$62 million bond formalized with voestalpine
by Matt Shinall
Mar 28, 2013 | 4776 views | 0 0 comments | 16 16 recommendations | email to a friend | print
As the first building goes up at Highland 75, so has interest in the 707-acre master-planned industrial park.

Industrial prospects and site-selection consultants have expressed increased interest in the economic development project jointly funded by the city of Cartersville and Bartow County. The Cartersville-Bartow County Department of Economic Development promotes and maintains the park located on Cass-White Road.

“It’s rocking and rolling out there,” said Existing Industry Director Rachel Rowell, referring to prospects interested in Highland 75. “It’s getting a lot of attention with the state, we’ve been showing it quite a bit to prospects and construction on voestalpine is moving along pretty well. Bartow County is out there now working on the road project and they are working very quickly at it too, which will be appreciated by the company.”

Roads are being put in place now for acess to the voestalpine site currently under construction. Voestalpine is an Austrian steel company with a metal-stamping division manufacturing parts for the automotive industry.
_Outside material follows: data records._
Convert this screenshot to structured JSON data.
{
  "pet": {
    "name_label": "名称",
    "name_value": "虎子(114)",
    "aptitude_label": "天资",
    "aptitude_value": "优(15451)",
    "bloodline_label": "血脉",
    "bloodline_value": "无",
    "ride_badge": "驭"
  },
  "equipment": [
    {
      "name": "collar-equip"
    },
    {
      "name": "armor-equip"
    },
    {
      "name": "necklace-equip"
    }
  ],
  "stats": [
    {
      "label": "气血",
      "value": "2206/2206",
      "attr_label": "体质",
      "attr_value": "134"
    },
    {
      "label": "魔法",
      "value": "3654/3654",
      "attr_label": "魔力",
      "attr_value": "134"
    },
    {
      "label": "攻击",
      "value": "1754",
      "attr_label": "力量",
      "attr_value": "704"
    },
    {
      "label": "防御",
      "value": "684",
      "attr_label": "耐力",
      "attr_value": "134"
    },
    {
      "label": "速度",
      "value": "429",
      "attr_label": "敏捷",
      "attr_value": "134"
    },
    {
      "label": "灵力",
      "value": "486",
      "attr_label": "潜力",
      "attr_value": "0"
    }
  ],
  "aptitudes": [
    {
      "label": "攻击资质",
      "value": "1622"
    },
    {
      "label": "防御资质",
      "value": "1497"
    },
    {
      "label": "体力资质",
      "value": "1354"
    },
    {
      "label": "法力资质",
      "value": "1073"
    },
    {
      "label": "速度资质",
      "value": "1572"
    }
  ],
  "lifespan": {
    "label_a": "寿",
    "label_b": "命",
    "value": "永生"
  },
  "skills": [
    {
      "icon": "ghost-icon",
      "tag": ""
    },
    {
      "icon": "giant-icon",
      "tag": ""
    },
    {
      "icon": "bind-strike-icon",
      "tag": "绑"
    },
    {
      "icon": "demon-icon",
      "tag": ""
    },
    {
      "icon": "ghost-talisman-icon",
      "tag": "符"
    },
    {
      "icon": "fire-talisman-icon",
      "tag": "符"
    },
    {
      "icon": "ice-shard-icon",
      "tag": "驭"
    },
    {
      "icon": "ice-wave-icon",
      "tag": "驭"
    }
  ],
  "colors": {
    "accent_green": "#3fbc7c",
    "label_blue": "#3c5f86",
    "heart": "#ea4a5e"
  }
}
The metal-stamping division is building a $62 million facility in Bartow’s Highland 75.

While a memorandum of understanding was signed in August, the Cartersville-Bartow County Joint Development Authority and the Second Joint Development Authority approved an amendment Tuesday for additional site work and easements for drainage before the Second JDA again formally approved the issuance of $62 million in bonds for the financing of site development and building construction.

Upon completion, the voestalpine Stamptec Division will employ about 220 people at the Bartow site.

To ensure the leads generated and enhanced by voestalpine’s construction activity are supported in their research efforts, the JDA also approved Tuesday a new phase one environmental report on all 707 acres of Highland 75. Bids from two companies were received with the price for environmental studies of varying sizes where the authority discussed whether to have a study completed for the 32 acres owned by voestalpine, the 205 acres comprising phase one of the park or the entire 707 acres. JDA members approved the low bid for studying the entire park for $2,600.

“During some of the recent activity we’ve had, in meeting with consultants all of them have been pleased with the level of information with respect to archeology, geo-tech and other studies,” said Assistant City Attorney Keith Lovell. “But one of the comments we’ve heard is that they prefer to have basic environmental studies on a three- to four-year cycle just to show that we don’t have a 10-year-old study and that we don’t know what’s happened on the property since then. Also, one of the things voestalpine has requested as a part of due diligence is an update on their property within phase 1, which this would include.”

Additional property development work was approved for a total of $200,000 to complete necessary geo-technical studies, surveying and soil tests.

The authority also approved economic development staff to execute scheduled payments throughout 2013 according to a prepared debt-service worksheet with the approval of the JDA treasurer.